Confusing? Yes, definitely! But there’s one way to get the guidance you need as a student while also offering opportunities to learn how to lead successfully before you even earn your degree. Joining a student nursing association can help you bring all of those choices, conflicts, exciting developments, and career plans into focus.

Sure, it’s one more thing to do, and as a nursing student, you’re swamped. You might prefer to join a national nursing organization and skip those directed at students altogether. But an organization that’s focused primarily on students’ needs and unique challenges will save you time in the long run because it will help guide you on your career path, introduce you to leaders in your field, and help you clarify what kind of nurse you want to be.

“Joining a student nursing association has helped me understand what kind of leader I am,” says Yvonne Shih, president of the Massachusetts Student Nurses’ Association and student at the Boston College William F. Connell School of Nursing. “I’m not limited to one leadership skill.”

Shih says before joining the organization, she wasn’t exactly the type of person who was comfortable taking or keeping command of a room. “Before, I just couldn’t see myself in the forefront,” she says. “I didn’t have the confidence.” Uneasy with delegating roles to people or completely taking charge, Shih says joining a student nursing association showed her how things work in an organization and in healthcare and gave her needed confidence. She had a chance to try out those roles with her peers before taking them on in a larger professional setting. “There’s no hierarchy and that encouraged me to lead others in a different way,” says Shih.

Student nursing associations are often through a state, so they take more time, energy, and commitment than something closer to your school. But the benefits, both in the knowledge and the networking contacts gained, are clear. Student organizations tend to offer career advice geared to nurses who haven’t yet earned their degrees or those who just recently graduated. One of the biggest benefits is being in a peer organization where most of the other members are in a similar stage of life, education, and career.

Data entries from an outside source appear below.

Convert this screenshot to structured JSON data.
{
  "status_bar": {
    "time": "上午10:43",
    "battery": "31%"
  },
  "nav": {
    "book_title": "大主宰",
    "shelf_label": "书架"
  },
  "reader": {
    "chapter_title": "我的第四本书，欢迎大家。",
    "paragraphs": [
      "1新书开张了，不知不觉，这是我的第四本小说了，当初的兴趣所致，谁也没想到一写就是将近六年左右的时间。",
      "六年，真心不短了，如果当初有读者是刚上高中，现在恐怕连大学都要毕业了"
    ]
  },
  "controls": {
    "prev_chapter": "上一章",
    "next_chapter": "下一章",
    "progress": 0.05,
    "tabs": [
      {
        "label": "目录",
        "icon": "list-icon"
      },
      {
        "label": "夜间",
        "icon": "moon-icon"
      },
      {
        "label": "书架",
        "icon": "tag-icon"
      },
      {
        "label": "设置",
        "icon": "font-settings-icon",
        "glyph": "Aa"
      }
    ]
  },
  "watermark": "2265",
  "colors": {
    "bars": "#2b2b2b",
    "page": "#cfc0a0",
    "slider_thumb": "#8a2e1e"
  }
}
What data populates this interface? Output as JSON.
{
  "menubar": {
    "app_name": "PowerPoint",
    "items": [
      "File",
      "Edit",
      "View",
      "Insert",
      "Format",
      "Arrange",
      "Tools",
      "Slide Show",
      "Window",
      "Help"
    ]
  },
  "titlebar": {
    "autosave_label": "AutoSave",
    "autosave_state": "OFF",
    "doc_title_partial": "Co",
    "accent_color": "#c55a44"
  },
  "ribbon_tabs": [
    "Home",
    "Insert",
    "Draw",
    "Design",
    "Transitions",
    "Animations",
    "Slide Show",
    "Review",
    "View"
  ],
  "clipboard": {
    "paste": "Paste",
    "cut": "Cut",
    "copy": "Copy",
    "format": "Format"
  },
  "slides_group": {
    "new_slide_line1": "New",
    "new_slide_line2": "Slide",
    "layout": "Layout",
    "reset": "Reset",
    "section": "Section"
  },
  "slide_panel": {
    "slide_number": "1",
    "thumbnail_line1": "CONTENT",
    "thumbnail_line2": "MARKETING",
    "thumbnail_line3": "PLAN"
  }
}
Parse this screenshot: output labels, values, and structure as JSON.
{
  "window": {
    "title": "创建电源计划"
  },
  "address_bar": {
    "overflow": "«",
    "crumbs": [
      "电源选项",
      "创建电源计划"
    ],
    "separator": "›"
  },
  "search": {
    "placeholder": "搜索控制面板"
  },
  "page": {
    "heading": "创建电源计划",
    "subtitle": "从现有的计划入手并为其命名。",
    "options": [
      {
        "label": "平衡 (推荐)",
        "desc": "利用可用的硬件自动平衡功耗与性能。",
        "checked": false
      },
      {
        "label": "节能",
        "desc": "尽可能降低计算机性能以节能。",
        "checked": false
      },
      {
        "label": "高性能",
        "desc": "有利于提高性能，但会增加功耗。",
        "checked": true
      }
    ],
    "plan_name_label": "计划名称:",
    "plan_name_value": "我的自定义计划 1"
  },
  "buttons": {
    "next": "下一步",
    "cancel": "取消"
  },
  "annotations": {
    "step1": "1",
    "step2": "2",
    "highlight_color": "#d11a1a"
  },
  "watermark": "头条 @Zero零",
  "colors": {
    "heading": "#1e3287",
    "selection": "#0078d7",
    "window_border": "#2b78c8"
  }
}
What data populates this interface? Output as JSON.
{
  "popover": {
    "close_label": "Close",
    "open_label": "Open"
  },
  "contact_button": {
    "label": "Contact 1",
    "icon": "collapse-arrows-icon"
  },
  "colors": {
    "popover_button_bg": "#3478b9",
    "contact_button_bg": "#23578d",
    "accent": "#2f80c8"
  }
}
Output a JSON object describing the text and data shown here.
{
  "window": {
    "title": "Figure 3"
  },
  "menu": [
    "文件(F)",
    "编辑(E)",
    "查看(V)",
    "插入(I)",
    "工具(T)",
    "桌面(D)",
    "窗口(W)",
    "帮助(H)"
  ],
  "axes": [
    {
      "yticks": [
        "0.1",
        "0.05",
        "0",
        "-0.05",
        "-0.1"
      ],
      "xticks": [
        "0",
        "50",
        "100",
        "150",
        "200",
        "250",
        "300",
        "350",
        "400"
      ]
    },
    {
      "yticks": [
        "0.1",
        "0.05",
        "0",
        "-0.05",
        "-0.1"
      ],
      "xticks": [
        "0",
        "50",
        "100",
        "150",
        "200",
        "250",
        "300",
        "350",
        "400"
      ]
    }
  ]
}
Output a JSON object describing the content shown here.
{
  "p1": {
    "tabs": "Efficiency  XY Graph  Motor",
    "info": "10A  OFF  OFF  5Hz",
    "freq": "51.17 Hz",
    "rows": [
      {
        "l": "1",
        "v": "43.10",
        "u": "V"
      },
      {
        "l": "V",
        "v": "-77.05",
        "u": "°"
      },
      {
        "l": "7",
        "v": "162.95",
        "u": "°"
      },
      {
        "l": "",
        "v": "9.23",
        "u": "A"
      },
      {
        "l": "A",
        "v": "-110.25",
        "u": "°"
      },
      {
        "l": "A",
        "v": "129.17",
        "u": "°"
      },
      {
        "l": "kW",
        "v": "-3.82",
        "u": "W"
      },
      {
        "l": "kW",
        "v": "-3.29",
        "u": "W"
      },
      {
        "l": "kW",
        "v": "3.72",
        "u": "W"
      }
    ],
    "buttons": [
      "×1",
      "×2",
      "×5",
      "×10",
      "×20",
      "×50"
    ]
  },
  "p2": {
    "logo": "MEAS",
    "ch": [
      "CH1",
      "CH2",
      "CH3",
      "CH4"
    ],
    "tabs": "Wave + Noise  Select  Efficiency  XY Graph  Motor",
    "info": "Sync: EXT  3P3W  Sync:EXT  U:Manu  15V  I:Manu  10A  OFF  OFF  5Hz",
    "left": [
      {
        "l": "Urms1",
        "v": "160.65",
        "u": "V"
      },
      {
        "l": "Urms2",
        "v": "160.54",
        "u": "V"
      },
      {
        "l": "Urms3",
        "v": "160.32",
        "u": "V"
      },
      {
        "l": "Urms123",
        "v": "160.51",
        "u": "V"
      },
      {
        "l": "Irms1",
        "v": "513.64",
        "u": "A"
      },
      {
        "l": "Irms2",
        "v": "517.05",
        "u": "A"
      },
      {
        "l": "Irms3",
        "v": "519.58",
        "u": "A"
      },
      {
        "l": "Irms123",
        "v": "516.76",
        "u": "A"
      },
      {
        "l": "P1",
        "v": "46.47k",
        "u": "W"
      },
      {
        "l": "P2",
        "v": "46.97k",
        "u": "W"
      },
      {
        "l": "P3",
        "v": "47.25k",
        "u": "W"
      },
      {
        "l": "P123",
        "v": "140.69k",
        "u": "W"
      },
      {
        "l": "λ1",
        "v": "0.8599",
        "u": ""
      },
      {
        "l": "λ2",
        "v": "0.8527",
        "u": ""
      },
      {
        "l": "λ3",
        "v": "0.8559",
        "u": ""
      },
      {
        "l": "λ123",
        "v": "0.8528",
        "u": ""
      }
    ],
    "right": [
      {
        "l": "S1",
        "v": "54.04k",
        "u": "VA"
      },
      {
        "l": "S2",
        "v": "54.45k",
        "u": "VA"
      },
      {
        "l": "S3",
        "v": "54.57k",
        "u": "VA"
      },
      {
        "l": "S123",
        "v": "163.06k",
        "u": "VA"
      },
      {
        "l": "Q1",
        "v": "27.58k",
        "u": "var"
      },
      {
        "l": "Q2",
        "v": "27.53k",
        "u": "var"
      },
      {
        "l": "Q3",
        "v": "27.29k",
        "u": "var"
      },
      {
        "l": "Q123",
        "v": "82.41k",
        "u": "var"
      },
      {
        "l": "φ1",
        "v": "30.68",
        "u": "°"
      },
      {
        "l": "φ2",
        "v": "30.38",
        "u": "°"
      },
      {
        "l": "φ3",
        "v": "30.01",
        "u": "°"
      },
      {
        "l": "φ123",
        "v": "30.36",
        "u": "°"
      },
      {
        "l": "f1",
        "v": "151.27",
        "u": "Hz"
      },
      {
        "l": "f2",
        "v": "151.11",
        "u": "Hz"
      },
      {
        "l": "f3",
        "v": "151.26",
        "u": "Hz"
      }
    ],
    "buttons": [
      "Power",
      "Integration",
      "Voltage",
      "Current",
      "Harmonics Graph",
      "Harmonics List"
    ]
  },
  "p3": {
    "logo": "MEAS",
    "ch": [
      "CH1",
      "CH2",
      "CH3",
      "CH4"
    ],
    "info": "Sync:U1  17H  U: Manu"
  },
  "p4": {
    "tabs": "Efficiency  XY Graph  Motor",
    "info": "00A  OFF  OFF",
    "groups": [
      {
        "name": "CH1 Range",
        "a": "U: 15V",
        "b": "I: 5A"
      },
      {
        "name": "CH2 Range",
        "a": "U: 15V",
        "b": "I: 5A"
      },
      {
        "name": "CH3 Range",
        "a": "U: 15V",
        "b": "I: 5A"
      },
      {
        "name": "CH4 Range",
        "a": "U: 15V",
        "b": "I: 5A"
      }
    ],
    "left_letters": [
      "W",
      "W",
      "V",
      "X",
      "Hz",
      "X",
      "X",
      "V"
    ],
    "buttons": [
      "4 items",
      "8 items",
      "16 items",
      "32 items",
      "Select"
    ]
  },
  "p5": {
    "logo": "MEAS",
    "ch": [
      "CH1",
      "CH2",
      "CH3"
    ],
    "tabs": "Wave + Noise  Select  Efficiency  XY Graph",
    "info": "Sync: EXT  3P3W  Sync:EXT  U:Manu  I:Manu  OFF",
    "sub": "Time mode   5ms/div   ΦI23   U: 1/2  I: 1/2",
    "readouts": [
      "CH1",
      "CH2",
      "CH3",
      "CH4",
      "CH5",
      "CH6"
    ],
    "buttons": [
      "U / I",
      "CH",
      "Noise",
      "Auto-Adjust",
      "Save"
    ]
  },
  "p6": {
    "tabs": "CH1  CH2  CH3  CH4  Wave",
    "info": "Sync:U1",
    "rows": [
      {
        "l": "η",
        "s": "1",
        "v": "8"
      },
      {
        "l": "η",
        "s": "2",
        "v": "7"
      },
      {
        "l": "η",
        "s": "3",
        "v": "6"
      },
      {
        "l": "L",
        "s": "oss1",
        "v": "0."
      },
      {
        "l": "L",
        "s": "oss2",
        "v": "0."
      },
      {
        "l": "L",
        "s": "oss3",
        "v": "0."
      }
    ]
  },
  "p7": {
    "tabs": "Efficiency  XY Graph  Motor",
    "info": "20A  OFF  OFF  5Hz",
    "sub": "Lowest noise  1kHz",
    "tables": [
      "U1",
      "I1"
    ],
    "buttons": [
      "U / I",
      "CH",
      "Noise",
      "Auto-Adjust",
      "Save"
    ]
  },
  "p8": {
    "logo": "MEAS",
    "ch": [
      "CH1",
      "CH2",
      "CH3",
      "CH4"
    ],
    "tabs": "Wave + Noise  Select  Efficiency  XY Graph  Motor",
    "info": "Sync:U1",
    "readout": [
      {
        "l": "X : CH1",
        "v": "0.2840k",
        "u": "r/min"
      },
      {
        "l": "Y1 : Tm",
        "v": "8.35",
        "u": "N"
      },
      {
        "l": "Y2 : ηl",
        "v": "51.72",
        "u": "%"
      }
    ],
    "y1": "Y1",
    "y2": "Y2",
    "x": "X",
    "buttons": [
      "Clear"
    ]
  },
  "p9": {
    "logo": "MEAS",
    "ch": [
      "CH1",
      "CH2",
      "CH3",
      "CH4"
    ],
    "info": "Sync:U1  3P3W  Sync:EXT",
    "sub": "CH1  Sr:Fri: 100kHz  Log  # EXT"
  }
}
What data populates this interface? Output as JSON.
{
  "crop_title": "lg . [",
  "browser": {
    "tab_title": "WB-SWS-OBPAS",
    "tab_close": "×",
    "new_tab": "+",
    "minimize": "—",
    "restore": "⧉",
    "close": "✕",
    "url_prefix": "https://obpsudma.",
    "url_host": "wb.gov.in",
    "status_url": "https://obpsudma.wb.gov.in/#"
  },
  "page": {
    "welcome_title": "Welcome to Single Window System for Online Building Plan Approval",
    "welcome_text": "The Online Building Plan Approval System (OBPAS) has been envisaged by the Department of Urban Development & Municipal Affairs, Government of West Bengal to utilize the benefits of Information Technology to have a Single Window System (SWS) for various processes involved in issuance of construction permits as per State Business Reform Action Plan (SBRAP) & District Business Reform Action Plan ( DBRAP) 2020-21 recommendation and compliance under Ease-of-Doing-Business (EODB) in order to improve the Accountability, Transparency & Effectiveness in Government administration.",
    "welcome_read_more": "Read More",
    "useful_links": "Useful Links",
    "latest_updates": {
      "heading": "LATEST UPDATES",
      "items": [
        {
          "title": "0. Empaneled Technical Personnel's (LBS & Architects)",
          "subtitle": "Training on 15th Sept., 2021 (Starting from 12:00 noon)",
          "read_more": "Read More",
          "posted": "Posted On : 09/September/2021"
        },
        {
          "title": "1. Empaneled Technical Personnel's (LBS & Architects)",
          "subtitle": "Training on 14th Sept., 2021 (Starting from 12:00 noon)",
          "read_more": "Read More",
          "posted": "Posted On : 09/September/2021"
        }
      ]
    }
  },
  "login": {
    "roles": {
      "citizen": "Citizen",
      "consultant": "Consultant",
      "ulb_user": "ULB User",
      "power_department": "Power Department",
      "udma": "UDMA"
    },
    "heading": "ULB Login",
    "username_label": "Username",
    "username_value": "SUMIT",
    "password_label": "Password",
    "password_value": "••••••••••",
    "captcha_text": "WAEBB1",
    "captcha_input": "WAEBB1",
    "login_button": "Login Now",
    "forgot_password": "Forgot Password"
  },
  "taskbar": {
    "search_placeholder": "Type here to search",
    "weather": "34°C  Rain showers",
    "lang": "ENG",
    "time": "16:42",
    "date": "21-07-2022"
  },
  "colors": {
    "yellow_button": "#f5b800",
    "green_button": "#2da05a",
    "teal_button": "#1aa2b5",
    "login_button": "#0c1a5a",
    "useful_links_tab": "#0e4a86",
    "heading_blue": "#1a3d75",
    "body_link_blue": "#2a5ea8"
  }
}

Yes, in general, it’s a little tougher to join an organization that’s often state-, not school-, based. “It’s time consuming,” says Shih. “You have to travel a little more, but you’ll meet with others in other schools.” When you graduate from nursing school, your contacts remain and are much broader than any you might gain through your school alone.

Joining a student nursing associaton gives you a chance to take on positions of influence or leadership that will train you for larger roles with increasing responsibility on increasingly larger stages. Because the organization is geared specifically toward students, you’ll have opportunities and access to experiences that larger, national nursing associations might not permit for students.

“Leadership roles are all very different,” says Shih, and she notes this is a great time to find your own style and what works best for you.